Athlete of the Month – September 2015
French para-rower Perle Bouge is this year’s world bronze medallist in the para-rowing double sculls event. She and partner Stéphane Tardieu also won silver at the 2014 World Rowing Championships, as well as in 2013 at the worlds in Korea. Their first participation at the Paralympic Games was at London 2012, where they took silver. They have now qualified their boat for Rio 2016.
Bouge talks to World Rowing about her discovery of rowing, the accident that led to her disability and her hopes for para-sport in France.
World Rowing: How did you discover the sport?
Perle Bouge: I discovered this sport within the frame of my job. My current club needed to receive expertise regarding pontoon accessibility for people with a disability and regarding appropriate practices. So I tried out the sport randomly.
I discovered a sport related to nature, where the wheelchair is left on the pontoon. In rowing, you have to reach beyond your physical limits. You also need to be in tune with the boat to feel it glide. This sport is physical and technical. Each time you go out in the boat, it is different. I permanently need to question myself, which allows me to blossom, enjoy myself and progress.
I also enjoy the mixed-gender aspect of the sport at the elite level.
WR: What other sports have you practiced?
PB: Before my accident, I did a combat sport (karate). I then discovered wheelchair basketball at the rehabilitation centre and practiced this sport for nine years within the French national female team. I still continue to practice basketball with my club at the French championship level. I am the only woman on my team and I appreciate the solidarity between my teammates. The men’s physical level pushes me to face up to them in order to progress. I have found the right balance between basketball playing and rowing.
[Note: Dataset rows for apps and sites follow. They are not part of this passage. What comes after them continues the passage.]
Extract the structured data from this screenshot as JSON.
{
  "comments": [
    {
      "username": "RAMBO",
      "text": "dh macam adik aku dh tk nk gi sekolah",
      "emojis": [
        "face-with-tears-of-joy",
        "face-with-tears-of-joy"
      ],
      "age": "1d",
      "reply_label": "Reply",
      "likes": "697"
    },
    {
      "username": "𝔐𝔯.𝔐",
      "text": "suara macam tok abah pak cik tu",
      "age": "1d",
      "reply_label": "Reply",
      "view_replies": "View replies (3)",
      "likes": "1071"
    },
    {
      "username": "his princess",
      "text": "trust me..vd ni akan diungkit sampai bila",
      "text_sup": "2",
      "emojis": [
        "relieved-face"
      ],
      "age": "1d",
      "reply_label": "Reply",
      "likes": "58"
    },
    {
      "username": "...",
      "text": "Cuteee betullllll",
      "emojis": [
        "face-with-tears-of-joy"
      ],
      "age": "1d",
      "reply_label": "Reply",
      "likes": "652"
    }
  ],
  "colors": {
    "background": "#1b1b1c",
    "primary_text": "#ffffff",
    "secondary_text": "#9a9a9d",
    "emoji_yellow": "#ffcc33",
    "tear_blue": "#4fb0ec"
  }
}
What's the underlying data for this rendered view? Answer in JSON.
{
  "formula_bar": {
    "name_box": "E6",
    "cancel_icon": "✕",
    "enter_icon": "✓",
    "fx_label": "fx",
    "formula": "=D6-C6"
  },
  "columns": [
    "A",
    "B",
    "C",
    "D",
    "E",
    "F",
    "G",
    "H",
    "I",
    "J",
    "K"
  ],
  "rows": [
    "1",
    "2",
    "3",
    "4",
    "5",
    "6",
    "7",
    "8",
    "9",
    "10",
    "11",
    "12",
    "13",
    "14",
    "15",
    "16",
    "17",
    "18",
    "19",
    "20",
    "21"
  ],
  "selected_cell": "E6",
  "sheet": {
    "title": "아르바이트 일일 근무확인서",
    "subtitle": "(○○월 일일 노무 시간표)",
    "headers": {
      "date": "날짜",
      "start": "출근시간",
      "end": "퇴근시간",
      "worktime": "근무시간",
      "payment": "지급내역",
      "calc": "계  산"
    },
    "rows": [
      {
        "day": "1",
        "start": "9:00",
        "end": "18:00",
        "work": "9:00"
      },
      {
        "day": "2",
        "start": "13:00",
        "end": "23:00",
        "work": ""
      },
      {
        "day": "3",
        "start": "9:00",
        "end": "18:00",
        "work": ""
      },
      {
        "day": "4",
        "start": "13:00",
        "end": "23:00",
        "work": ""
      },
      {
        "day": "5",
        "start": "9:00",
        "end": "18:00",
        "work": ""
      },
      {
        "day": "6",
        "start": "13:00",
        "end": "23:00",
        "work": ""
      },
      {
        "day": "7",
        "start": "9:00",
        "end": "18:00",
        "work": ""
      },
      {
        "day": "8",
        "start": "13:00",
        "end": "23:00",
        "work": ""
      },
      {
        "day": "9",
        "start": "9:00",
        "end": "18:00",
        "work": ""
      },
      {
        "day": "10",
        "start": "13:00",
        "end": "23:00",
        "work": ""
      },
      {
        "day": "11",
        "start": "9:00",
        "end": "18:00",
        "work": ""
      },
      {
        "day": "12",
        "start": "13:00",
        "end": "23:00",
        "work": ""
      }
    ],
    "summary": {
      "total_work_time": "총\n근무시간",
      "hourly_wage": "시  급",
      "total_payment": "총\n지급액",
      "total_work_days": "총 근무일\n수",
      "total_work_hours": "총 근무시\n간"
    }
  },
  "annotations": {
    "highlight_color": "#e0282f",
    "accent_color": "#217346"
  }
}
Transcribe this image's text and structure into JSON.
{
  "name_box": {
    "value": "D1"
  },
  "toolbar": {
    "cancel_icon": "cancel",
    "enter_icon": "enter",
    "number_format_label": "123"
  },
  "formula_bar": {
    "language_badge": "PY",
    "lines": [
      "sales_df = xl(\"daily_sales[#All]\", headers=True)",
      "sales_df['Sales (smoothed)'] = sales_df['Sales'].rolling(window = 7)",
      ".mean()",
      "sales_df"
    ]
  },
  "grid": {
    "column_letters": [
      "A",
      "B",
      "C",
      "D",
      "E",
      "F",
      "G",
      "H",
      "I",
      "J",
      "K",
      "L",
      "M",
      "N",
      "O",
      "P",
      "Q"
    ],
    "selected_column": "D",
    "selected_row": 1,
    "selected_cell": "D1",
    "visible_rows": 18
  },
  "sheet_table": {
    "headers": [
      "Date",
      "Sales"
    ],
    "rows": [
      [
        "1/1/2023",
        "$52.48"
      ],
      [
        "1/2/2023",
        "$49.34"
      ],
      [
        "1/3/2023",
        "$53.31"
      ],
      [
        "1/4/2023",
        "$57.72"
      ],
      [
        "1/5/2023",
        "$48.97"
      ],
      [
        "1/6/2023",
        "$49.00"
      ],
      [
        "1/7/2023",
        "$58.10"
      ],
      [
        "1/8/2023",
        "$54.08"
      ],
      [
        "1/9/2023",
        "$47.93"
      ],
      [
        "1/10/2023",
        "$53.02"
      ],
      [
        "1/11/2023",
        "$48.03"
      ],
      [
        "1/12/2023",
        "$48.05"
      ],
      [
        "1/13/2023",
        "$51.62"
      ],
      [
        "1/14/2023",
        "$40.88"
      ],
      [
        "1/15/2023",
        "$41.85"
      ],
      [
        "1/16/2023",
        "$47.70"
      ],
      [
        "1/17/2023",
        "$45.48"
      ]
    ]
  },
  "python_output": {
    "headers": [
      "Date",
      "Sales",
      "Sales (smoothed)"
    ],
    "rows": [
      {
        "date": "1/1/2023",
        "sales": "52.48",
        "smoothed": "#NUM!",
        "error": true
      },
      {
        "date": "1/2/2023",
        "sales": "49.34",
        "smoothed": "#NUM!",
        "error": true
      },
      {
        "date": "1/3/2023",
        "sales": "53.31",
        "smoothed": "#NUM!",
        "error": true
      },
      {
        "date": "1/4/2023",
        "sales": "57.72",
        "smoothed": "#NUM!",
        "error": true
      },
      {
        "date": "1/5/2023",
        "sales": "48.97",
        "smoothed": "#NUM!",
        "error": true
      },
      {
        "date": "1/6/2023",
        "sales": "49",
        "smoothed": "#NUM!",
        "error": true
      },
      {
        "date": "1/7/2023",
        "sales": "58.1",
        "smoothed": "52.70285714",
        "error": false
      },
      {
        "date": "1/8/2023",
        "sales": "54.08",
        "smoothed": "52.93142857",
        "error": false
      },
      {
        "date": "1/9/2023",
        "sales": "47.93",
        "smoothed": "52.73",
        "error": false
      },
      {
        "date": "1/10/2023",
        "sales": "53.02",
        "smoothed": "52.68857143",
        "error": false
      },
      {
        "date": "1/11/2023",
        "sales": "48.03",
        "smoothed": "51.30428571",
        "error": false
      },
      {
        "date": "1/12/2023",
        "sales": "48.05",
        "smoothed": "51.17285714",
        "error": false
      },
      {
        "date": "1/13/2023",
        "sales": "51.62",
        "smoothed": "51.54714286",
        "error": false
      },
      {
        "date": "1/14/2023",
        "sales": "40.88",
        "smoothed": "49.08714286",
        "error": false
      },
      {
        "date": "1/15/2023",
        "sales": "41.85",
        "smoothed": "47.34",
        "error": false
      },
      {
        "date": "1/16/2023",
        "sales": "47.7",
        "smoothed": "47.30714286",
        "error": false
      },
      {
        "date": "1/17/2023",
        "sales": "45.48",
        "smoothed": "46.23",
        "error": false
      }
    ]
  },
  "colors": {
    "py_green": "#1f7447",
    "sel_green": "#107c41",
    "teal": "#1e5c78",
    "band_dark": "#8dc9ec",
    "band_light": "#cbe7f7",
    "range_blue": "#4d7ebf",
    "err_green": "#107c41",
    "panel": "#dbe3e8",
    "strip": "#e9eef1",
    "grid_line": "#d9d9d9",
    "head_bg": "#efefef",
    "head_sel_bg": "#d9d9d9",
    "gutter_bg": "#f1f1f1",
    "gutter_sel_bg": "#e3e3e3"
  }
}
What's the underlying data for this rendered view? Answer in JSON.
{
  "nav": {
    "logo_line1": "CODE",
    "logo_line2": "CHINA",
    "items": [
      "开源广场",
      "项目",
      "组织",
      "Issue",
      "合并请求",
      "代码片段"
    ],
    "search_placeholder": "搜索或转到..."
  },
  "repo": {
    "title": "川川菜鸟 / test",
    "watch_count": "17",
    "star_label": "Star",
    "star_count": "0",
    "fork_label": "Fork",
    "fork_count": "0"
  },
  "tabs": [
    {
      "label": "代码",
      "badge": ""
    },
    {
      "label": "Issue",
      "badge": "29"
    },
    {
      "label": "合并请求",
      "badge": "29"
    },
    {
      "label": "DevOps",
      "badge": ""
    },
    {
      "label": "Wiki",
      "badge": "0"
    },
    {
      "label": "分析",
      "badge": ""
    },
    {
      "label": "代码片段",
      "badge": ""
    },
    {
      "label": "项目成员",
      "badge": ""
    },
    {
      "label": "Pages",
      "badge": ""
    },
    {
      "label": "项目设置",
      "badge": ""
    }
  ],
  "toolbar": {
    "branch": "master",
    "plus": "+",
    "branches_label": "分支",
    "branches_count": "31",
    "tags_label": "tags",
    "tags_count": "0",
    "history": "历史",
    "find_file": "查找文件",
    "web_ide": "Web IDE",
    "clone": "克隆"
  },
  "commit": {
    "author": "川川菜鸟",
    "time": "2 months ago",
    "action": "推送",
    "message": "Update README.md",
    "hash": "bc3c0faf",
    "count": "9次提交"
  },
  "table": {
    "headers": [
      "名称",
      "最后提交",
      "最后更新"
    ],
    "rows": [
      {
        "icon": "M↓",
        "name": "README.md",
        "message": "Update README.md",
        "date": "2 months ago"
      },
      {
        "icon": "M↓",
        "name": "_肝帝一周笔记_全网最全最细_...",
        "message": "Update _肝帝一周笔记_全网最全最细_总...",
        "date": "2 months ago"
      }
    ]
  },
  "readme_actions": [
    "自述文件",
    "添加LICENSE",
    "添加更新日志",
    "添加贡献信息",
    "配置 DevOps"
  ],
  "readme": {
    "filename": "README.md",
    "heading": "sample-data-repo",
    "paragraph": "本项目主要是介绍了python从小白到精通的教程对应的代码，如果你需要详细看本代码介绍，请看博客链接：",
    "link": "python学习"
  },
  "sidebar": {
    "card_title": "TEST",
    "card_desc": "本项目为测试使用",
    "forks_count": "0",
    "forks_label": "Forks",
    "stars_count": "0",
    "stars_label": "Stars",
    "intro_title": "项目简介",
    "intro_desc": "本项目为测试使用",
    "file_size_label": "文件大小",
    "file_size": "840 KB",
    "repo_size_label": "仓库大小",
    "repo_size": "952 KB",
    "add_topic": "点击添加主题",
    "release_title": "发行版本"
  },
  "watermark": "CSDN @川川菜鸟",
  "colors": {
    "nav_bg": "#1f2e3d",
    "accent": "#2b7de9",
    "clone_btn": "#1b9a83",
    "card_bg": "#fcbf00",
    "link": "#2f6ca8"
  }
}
As my national trainer says, “You play basketball and you practice rowing.” I like playing and practicing. I think it is also possible to play and have fun in rowing. I also do jet skiing and quad-biking.
WR: Describe the journey that led you to become an elite Paralympic athlete?
PB: Wheelchair basketball allowed me to discover elite sport thanks to my participation at the European and World Championships. But I really discovered high performance thanks to rowing. Indeed, I appreciate the rigour, the consistency, and the selection methods applied to become part of the French team. I always loved meeting challenges and am a competitor at heart.
WR: Who are the most influential people in your sports career?
PB: My basketball club coach who often advises me on sports-related enquiries. One of my former national team wheelchair basketball coaches who taught me how to work to become an elite athlete. His motto is “work, work and more work." And, I will not forget, my current rowing coach who considers me as a sportsperson and not as a handicapped person.
WR: What is your disability?
PB: I suffered multiple traumas following a motorbike accident when I was 19 years old. I especially have sequelae on my left side due to a multitude of fractures.
WR: Do you train full time?
PB: I am not a professional rower. I work outside of rowing, but can arrange my job around rowing. I juggle between training and my professional life on a daily basis.
WR: Do you have the opportunity to train together regularly with your teammate Stéphane Tardieu?
PB: I live in Bayonne, in South-West France and Stéphane lives in the Paris region. We both train on our own in our own clubs and meet at national training camps organised by the federation.
WR: How do you and Stéphane complement one another in the boat?
PB: I am a perfectionist and I especially see everything that is not working properly. I am also impulsive. On the other hand, Stéphane rather sees the positive aspects during training and is impatient. We confide in one another a lot and that is what makes our boat strong I think.
WR: How would you describe your main rivals?
PB: Great Britain has a boat that is developing well and has strong potential. Australia’s crew always rises to the challenge. Brazil is a solid crew. Ukraine’s boat never breaks from the pack. In summary, it is a very dense boat class and the tiniest mistake can cost dearly.
WR: What is a typical day like for you?
PB: I have no typical day. I juggle between work and training, depending on my business travels. So I train either in the morning or in the evening.
WR: Could you summarise your weekly training programme?
PB: I alternate between sessions in the boat and weightlifting sessions, and at certain times of the year, or depending on weather conditions, I erg.
WR: How would you describe the current status of para-rowing in France?
PB: There are few professional sports in France and rowing is not one of them. For para-rowing there is little development and high performance depends entirely on a small number of athletes. I think we should be attentive and consider the future if we want to prevent this discipline from declining. In 2012 France had three para-rowing boats in London. In 2016 there should be two. And in 2020?
WR: Which result are you most proud of so far?
PB: My medal at the Paralympic Games in London. And my first medal at my first international competition in 2010 also has a special flavour for me.